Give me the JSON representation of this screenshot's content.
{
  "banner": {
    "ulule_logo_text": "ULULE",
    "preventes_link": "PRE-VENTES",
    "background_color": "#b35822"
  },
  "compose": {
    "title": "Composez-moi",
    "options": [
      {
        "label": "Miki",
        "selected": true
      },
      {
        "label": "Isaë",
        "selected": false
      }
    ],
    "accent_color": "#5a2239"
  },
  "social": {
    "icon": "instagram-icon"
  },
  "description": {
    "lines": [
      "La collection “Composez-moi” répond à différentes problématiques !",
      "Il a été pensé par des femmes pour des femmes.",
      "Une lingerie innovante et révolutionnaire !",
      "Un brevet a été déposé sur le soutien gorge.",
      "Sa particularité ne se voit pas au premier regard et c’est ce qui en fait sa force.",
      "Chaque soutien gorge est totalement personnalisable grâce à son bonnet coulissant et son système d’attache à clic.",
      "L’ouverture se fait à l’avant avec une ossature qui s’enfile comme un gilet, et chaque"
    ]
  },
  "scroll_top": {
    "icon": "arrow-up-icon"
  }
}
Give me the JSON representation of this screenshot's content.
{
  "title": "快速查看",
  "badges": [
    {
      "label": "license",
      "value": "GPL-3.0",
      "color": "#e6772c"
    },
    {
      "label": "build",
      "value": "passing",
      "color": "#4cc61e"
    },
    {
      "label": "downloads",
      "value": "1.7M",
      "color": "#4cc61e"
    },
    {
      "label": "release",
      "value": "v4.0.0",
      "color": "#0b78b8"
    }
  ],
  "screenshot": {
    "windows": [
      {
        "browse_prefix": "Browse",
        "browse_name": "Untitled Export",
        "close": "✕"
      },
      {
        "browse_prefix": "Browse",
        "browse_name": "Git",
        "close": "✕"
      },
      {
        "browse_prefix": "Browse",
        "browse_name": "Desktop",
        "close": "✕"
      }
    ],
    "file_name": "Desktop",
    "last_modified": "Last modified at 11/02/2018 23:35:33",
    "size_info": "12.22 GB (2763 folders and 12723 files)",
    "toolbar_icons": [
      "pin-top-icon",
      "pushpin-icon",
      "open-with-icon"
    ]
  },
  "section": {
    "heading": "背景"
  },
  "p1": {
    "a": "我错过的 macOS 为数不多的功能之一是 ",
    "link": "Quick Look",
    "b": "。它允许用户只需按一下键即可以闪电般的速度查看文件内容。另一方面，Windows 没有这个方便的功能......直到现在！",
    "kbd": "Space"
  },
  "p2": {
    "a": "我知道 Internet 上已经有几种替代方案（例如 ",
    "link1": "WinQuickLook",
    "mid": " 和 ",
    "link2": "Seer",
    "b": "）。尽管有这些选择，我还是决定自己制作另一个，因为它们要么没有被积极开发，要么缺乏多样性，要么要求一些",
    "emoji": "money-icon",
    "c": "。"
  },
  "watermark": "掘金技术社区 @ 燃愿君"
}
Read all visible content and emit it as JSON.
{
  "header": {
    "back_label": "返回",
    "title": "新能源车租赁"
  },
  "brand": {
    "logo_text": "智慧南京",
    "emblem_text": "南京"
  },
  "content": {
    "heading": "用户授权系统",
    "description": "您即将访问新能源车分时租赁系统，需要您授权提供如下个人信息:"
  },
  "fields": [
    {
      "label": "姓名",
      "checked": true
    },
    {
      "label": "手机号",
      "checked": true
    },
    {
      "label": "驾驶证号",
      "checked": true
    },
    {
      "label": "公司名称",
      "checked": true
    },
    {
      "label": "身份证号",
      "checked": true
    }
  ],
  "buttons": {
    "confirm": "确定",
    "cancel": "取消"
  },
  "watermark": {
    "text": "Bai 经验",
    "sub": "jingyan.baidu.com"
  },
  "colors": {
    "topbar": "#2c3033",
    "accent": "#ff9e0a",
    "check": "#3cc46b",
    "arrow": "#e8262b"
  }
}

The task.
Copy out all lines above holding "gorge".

Response.
      "Un brevet a été déposé sur le soutien gorge.",
      "Chaque soutien gorge est totalement personnalisable grâce à son bonnet coulissant et son système d’attache à clic.",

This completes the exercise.